■ **HOW TO COMPLETE THIS TASK**
What is needed here is every record, retyped without any change.

■ **GIVEN RECORDS**
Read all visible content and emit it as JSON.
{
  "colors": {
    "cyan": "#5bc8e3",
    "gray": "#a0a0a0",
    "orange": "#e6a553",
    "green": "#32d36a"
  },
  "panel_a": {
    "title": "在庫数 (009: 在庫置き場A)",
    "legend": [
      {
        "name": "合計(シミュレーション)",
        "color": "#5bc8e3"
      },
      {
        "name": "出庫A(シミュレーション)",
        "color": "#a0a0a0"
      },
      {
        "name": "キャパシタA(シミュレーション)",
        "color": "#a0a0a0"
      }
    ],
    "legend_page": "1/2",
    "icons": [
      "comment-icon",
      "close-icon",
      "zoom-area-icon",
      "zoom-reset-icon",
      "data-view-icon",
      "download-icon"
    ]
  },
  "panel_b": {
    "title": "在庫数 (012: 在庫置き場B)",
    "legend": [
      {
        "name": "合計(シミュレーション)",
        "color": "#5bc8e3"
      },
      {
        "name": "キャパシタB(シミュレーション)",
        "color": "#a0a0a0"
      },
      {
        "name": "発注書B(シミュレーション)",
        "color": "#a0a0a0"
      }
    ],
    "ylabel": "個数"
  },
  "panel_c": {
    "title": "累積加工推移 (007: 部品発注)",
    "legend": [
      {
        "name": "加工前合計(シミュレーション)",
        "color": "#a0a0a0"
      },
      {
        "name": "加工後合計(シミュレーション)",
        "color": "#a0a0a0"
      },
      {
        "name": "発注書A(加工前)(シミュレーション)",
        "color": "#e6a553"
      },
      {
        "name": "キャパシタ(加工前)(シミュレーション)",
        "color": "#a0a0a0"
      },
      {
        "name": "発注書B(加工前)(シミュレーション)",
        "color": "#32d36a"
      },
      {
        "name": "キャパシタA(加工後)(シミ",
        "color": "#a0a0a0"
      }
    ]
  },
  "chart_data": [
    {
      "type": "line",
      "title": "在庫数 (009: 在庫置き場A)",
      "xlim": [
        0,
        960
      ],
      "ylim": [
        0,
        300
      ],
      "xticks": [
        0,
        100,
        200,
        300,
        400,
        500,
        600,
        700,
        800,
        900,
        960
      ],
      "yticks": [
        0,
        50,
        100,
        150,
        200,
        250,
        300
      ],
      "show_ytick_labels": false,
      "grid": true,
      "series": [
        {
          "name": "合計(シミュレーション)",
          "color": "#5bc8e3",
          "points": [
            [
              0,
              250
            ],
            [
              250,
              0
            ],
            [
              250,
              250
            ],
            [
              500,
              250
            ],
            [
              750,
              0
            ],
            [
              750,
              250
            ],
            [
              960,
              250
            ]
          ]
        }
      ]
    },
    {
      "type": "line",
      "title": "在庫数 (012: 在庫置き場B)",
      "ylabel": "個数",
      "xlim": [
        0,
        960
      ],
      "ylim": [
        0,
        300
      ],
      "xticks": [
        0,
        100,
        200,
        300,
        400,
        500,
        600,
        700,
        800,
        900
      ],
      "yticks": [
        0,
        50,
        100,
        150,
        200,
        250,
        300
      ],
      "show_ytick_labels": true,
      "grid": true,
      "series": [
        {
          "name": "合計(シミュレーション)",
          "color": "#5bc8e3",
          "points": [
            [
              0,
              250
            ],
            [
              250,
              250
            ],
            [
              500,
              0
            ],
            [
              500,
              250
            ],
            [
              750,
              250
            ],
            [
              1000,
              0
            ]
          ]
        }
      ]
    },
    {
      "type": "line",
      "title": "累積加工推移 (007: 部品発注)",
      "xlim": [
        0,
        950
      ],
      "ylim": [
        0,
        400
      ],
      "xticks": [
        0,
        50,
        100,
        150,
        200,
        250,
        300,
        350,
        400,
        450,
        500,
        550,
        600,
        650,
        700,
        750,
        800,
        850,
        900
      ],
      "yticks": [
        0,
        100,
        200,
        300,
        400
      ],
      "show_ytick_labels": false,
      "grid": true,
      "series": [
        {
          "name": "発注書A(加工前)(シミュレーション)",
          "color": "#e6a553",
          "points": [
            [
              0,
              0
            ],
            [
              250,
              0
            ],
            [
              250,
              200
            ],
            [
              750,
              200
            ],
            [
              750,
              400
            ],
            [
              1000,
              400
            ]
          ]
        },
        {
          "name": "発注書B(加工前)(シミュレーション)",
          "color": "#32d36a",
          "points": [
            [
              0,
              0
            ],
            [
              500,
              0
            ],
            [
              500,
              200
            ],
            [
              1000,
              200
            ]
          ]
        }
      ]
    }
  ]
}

■ **SOLUTION TO THIS TASK**
Read all visible content and emit it as JSON.
{
  "colors": {
    "cyan": "#5bc8e3",
    "gray": "#a0a0a0",
    "orange": "#e6a553",
    "green": "#32d36a"
  },
  "panel_a": {
    "title": "在庫数 (009: 在庫置き場A)",
    "legend": [
      {
        "name": "合計(シミュレーション)",
        "color": "#5bc8e3"
      },
      {
        "name": "出庫A(シミュレーション)",
        "color": "#a0a0a0"
      },
      {
        "name": "キャパシタA(シミュレーション)",
        "color": "#a0a0a0"
      }
    ],
    "legend_page": "1/2",
    "icons": [
      "comment-icon",
      "close-icon",
      "zoom-area-icon",
      "zoom-reset-icon",
      "data-view-icon",
      "download-icon"
    ]
  },
  "panel_b": {
    "title": "在庫数 (012: 在庫置き場B)",
    "legend": [
      {
        "name": "合計(シミュレーション)",
        "color": "#5bc8e3"
      },
      {
        "name": "キャパシタB(シミュレーション)",
        "color": "#a0a0a0"
      },
      {
        "name": "発注書B(シミュレーション)",
        "color": "#a0a0a0"
      }
    ],
    "ylabel": "個数"
  },
  "panel_c": {
    "title": "累積加工推移 (007: 部品発注)",
    "legend": [
      {
        "name": "加工前合計(シミュレーション)",
        "color": "#a0a0a0"
      },
      {
        "name": "加工後合計(シミュレーション)",
        "color": "#a0a0a0"
      },
      {
        "name": "発注書A(加工前)(シミュレーション)",
        "color": "#e6a553"
      },
      {
        "name": "キャパシタ(加工前)(シミュレーション)",
        "color": "#a0a0a0"
      },
      {
        "name": "発注書B(加工前)(シミュレーション)",
        "color": "#32d36a"
      },
      {
        "name": "キャパシタA(加工後)(シミ",
        "color": "#a0a0a0"
      }
    ]
  },
  "chart_data": [
    {
      "type": "line",
      "title": "在庫数 (009: 在庫置き場A)",
      "xlim": [
        0,
        960
      ],
      "ylim": [
        0,
        300
      ],
      "xticks": [
        0,
        100,
        200,
        300,
        400,
        500,
        600,
        700,
        800,
        900,
        960
      ],
      "yticks": [
        0,
        50,
        100,
        150,
        200,
        250,
        300
      ],
      "show_ytick_labels": false,
      "grid": true,
      "series": [
        {
          "name": "合計(シミュレーション)",
          "color": "#5bc8e3",
          "points": [
            [
              0,
              250
            ],
            [
              250,
              0
            ],
            [
              250,
              250
            ],
            [
              500,
              250
            ],
            [
              750,
              0
            ],
            [
              750,
              250
            ],
            [
              960,
              250
            ]
          ]
        }
      ]
    },
    {
      "type": "line",
      "title": "在庫数 (012: 在庫置き場B)",
      "ylabel": "個数",
      "xlim": [
        0,
        960
      ],
      "ylim": [
        0,
        300
      ],
      "xticks": [
        0,
        100,
        200,
        300,
        400,
        500,
        600,
        700,
        800,
        900
      ],
      "yticks": [
        0,
        50,
        100,
        150,
        200,
        250,
        300
      ],
      "show_ytick_labels": true,
      "grid": true,
      "series": [
        {
          "name": "合計(シミュレーション)",
          "color": "#5bc8e3",
          "points": [
            [
              0,
              250
            ],
            [
              250,
              250
            ],
            [
              500,
              0
            ],
            [
              500,
              250
            ],
            [
              750,
              250
            ],
            [
              1000,
              0
            ]
          ]
        }
      ]
    },
    {
      "type": "line",
      "title": "累積加工推移 (007: 部品発注)",
      "xlim": [
        0,
        950
      ],
      "ylim": [
        0,
        400
      ],
      "xticks": [
        0,
        50,
        100,
        150,
        200,
        250,
        300,
        350,
        400,
        450,
        500,
        550,
        600,
        650,
        700,
        750,
        800,
        850,
        900
      ],
      "yticks": [
        0,
        100,
        200,
        300,
        400
      ],
      "show_ytick_labels": false,
      "grid": true,
      "series": [
        {
          "name": "発注書A(加工前)(シミュレーション)",
          "color": "#e6a553",
          "points": [
            [
              0,
              0
            ],
            [
              250,
              0
            ],
            [
              250,
              200
            ],
            [
              750,
              200
            ],
            [
              750,
              400
            ],
            [
              1000,
              400
            ]
          ]
        },
        {
          "name": "発注書B(加工前)(シミュレーション)",
          "color": "#32d36a",
          "points": [
            [
              0,
              0
            ],
            [
              500,
              0
            ],
            [
              500,
              200
            ],
            [
              1000,
              200
            ]
          ]
        }
      ]
    }
  ]
}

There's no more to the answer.